Bexar County Officials: We need bail reform!
Another Black woman has died in police custody because she couldn’t afford to post bail.
Janice Dotson-Stephens was a 61-year old Black woman being held in a Bexar County jail since July because she couldn’t afford to pay a $300 bond. While the details of the case are developing, it is clear that Dotson-Stephens died in custody while being wrongfully held in jail for 6 months.
The recently elected District of Attorney of Bexar County, Joe Gonzales, has the power to end this corrupt practice. DA Gonzales has already been a vocal advocate of ending money bail, describing it as a waste of county resources and criminalization of Bexar Country’s poorest residents.
However, Bexar County's judges are defending the corrupt and exploitative use of money bail. In a closed-door meeting, DA Gonzales, advocated ending this corrupt and exploitative practice, but the county's judges were in deep opposition. We have an opportunity to call DA Joe Gonzales and the county judges to follow through on the promises they've made to the people of Bexar County by changing the culture of criminalizing the poorest and most vulnerable members of our community. Urging the county judges to definitively end money bail, will change the exploitative practice of holding millions of Black people in detention cells, even though they are presumed innocent, in a state that has one of the highest incarceration rates in the country.
Here is the Petition:
We urge you to create a concrete plan to implement bail reform that brings about tangible results within your first 100 days in office. Now is your opportunity to follow through on your promises to the people of Bexar County by changing the culture of criminalizing the poorest and vulnerable members of our community. Black people are dying while you fail to take action.
Black people all across the country are disproportionately impacted by money bail. Everyday an average of 700,000 people are condemned to local jails and separated from their families. A majority of them are simply because they cannot afford to pay bail. In Texas, pretrial policies, such as those held in jail on bond, have driven recent jail population growth. Black people are 12 percent of the total population in Texas but comprise 32 percent of the prison population. For people of color, the cost of bail is almost certainly out of reach. As a result, many remain stuck in jail, losing their ability to work, access to their families, and the freedom to live on the notion of presumed innocence. These same individuals will often suffer the consequences of a criminal record by assuming guilt, just to get out of jail. If the system was fair this would not be the case. This corrupt system has led many desperate people to get their loved ones out of jail, and trapped in the scheme of debt and poverty with bail bond corporations.

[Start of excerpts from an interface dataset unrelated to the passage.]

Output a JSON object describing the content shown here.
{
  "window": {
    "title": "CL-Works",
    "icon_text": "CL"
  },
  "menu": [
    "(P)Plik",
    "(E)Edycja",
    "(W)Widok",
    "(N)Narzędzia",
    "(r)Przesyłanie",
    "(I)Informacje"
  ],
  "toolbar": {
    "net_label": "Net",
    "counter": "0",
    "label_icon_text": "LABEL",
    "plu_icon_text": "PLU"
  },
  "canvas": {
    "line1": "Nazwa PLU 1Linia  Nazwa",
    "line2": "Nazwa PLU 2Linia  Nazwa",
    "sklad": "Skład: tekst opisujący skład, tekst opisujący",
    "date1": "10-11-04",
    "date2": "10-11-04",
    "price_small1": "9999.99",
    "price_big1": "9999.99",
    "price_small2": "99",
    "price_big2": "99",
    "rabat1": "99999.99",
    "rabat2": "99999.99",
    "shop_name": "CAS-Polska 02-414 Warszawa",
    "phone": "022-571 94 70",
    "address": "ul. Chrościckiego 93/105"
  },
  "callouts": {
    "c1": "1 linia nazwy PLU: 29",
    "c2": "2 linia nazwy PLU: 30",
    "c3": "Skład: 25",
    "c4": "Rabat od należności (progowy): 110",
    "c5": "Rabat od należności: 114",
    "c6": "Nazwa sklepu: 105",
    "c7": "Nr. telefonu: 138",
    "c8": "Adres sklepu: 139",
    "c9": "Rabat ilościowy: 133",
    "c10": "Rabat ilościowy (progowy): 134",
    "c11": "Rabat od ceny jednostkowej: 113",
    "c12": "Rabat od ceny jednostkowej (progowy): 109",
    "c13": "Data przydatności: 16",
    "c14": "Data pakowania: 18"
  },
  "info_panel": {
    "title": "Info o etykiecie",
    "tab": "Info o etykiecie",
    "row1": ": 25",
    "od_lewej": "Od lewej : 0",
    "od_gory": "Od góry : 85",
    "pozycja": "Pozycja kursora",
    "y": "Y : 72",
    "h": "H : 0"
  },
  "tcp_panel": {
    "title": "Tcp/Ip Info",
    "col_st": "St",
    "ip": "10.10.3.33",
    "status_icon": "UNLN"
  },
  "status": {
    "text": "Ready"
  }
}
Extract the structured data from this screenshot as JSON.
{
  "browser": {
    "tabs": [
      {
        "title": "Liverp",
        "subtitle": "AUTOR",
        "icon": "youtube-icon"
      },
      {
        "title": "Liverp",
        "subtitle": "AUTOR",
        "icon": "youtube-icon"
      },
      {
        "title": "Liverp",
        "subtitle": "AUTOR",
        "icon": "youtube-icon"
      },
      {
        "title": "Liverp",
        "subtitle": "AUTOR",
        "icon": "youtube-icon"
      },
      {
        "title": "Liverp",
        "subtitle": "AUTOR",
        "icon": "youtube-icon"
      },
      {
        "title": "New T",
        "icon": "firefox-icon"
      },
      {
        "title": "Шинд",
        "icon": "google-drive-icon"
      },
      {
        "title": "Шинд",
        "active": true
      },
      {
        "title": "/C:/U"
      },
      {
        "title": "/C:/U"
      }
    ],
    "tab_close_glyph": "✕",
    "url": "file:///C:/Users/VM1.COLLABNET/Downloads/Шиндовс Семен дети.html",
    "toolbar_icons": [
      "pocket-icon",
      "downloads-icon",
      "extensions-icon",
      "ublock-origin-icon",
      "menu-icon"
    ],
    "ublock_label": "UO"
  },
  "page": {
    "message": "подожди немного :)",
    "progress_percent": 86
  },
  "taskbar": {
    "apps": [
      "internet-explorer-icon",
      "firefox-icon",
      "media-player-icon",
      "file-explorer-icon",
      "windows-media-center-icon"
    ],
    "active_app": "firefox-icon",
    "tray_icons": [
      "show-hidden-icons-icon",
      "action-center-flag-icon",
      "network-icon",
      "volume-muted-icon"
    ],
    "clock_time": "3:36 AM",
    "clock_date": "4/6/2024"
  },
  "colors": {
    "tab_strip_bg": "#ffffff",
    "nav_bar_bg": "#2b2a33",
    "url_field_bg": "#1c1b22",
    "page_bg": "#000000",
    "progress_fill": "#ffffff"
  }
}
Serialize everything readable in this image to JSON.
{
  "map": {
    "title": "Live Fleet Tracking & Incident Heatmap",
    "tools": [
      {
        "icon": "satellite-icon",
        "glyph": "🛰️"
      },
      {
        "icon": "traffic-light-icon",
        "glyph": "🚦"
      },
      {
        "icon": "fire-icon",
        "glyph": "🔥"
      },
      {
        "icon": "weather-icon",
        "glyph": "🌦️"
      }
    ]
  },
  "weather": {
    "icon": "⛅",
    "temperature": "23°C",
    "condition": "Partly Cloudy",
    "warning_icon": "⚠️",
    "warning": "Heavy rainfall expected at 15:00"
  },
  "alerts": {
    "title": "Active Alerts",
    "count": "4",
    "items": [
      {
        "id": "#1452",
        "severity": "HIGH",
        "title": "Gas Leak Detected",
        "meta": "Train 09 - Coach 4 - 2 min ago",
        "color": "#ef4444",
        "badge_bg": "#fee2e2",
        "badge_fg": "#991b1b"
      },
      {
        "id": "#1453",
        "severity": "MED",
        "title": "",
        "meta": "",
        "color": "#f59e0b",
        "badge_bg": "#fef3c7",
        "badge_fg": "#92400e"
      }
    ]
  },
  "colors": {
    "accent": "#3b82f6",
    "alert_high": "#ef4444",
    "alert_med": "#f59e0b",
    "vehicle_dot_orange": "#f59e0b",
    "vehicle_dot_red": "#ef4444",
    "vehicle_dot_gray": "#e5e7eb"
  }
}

We demand that you make good on your promises and end money bail in Bexar County.